As described in Apple’s Most Obvious Secret, the Apple dance tempo is a patient waltz. By dribbling out a series of compelling but contained improvements, Apple extends each platform’s revenue stream as they control costs and engineering capacity. The iPhone 4 added a second camera and fabulous display to the iPhone 3GS – enough to entice but contained in ambition, cost, engineering resources required and supply chain demands. ITunes added features such as the Genius playlist tool.
Apple’s deliberate pacing also eases new technology adoption. Cell phones use one of two protocols: AT&T/GSM (72% global share) or Verizon/CDMA (12% global share). Each protocol requires unique circuitry. So-called “world” or dual-mode phones require chips which contain both protocols.
The Verizon iPhone 4 has the latest Qualcomm chip that is capable of using both protocols but Apple did not empower it. The Verizon phone only works on CDMA. There are several reasons for this choice.
First, the technical complexity of a world phone requires more time and testing than a CDMA only version (e.g. antenna, RF issues, logic software, etc.) Apple focused on what was essential – Stopping Android’s unimpeded share gains with an already solid product. Second, leaving GSM turned off protects their AT&T relationship. A downside to a CDMA only phone is that it has limited use internationally. This reduces the likelihood some AT&T customers would defect. Third, when Apple introduces a dual-mode phone, a big chunk of the design is done plus they will have benefitted from experience with the chip family and Qualcomm. This is smart platform evolution as detailed in The Attractive Platform Strategy.
Last, Apple’s tempo is a major contributor to their market mystique. All consumer electronics customers face the question of “should I buy now or wait for the next iteration?” Constantly restraining their pace increases this tension. Augmented by legendary secrecy, selective leaks and brilliant advertising, Apple customers are constantly on edge; drooling for what’s coming next.
Since writing Fast Cycle Time (Free Press, 1990), I’m constantly aware how many readers and students oversimplify the competitive value of time to market on two dimensions. First, their bias is faster is always better. Not true. The most effective measure of time-to-market is time-to-value. Second, leaving a market too early is foolish. While fully supportive of culling products before your competitors do, moving too much faster than the market takes one out of the sweet spot of revenue and profits.

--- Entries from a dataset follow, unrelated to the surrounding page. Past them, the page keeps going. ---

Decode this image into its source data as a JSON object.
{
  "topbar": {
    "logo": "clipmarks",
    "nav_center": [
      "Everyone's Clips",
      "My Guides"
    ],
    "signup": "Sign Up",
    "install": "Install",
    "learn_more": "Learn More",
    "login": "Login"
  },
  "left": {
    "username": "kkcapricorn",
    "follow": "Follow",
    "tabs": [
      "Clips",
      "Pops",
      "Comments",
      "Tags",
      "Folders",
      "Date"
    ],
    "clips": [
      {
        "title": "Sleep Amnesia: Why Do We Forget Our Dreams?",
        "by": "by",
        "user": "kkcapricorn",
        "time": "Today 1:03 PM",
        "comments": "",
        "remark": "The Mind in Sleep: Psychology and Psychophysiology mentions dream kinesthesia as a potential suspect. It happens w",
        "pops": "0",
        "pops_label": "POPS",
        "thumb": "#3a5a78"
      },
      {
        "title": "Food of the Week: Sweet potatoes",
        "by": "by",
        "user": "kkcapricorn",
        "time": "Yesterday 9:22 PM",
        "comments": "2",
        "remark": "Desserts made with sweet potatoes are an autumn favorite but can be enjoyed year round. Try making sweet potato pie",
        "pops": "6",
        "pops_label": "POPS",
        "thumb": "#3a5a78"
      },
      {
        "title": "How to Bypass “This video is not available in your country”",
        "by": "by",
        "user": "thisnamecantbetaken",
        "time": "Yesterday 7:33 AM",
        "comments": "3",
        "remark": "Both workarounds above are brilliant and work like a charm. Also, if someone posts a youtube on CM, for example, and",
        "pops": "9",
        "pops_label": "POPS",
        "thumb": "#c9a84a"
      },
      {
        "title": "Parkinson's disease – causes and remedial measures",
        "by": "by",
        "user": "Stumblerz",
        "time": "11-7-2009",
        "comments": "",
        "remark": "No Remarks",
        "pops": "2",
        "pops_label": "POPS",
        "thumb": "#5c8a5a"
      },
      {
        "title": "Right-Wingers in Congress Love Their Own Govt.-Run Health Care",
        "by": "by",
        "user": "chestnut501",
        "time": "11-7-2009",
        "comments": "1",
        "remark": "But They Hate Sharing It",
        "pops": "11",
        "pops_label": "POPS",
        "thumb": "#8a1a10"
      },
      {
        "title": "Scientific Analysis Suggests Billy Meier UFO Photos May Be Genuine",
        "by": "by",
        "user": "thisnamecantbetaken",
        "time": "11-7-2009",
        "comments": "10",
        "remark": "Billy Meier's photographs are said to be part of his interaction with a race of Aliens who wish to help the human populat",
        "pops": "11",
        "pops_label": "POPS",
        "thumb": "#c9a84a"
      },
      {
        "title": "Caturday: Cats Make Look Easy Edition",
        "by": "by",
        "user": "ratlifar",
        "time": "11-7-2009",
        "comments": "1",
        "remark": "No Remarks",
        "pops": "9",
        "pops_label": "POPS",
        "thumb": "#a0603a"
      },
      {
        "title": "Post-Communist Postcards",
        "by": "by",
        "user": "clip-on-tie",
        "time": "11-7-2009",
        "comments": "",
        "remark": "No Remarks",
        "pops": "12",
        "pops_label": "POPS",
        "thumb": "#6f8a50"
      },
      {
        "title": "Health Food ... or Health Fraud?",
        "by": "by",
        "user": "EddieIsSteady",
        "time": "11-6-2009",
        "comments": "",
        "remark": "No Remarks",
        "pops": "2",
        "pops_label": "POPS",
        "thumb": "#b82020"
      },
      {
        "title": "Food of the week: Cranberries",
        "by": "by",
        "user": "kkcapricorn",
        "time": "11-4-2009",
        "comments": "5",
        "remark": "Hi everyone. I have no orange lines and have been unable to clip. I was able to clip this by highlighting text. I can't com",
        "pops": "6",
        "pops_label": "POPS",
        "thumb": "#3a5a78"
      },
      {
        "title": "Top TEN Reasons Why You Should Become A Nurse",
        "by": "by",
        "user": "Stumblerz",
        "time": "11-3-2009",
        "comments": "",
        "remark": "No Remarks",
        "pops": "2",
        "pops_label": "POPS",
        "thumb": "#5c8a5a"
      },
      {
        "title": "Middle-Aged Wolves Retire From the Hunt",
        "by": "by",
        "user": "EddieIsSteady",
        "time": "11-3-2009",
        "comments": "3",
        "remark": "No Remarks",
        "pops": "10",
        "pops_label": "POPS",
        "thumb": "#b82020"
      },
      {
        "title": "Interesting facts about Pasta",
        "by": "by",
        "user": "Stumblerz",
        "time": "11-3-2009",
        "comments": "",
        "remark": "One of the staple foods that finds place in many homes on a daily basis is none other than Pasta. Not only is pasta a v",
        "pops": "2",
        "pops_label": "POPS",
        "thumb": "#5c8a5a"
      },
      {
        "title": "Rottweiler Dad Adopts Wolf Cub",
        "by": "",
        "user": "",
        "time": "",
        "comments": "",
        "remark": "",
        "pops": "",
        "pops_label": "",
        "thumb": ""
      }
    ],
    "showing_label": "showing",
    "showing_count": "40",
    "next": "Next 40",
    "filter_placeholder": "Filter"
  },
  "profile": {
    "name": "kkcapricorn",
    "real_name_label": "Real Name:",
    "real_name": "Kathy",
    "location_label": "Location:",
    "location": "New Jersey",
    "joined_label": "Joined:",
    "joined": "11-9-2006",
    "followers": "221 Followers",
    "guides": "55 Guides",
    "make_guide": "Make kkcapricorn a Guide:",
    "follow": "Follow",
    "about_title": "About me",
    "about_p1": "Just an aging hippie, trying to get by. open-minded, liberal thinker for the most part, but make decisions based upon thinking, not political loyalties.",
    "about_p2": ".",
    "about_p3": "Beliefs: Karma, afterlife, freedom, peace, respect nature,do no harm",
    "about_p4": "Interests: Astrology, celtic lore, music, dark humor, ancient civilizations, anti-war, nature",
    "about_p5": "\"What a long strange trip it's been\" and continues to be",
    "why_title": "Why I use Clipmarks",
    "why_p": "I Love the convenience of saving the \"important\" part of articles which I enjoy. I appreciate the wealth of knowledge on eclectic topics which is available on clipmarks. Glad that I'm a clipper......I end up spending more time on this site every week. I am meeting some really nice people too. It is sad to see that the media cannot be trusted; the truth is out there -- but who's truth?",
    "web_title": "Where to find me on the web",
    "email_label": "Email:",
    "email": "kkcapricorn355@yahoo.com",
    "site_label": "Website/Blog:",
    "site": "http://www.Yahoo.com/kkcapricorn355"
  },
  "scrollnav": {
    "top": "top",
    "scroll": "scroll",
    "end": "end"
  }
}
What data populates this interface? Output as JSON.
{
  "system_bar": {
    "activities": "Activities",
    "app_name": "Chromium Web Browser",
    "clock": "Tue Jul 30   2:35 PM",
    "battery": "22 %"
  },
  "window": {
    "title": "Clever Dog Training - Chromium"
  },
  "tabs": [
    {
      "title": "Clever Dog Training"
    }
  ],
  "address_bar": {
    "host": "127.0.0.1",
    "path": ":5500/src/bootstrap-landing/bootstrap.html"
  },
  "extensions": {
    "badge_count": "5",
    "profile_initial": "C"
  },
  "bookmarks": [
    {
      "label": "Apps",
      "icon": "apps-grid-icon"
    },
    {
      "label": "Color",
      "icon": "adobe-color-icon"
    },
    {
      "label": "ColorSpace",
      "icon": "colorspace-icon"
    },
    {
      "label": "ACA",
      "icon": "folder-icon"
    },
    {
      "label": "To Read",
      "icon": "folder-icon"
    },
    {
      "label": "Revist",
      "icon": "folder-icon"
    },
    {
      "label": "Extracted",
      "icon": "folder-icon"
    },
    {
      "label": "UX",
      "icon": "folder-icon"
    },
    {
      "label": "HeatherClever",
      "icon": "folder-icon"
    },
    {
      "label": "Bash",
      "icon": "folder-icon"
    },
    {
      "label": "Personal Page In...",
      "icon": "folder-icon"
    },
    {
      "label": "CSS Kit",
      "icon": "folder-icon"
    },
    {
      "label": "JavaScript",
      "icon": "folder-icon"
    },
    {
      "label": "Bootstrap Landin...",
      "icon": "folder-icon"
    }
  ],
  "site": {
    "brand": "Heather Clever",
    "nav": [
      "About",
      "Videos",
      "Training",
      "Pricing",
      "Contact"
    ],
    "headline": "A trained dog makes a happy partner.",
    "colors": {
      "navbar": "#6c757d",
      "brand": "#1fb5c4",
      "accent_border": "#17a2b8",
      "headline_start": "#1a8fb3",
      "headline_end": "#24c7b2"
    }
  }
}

In our next post, we’ cover the second cornerstone: how Apple creates new customer experiences and by doing so, blurs the distinctions between product, service and content.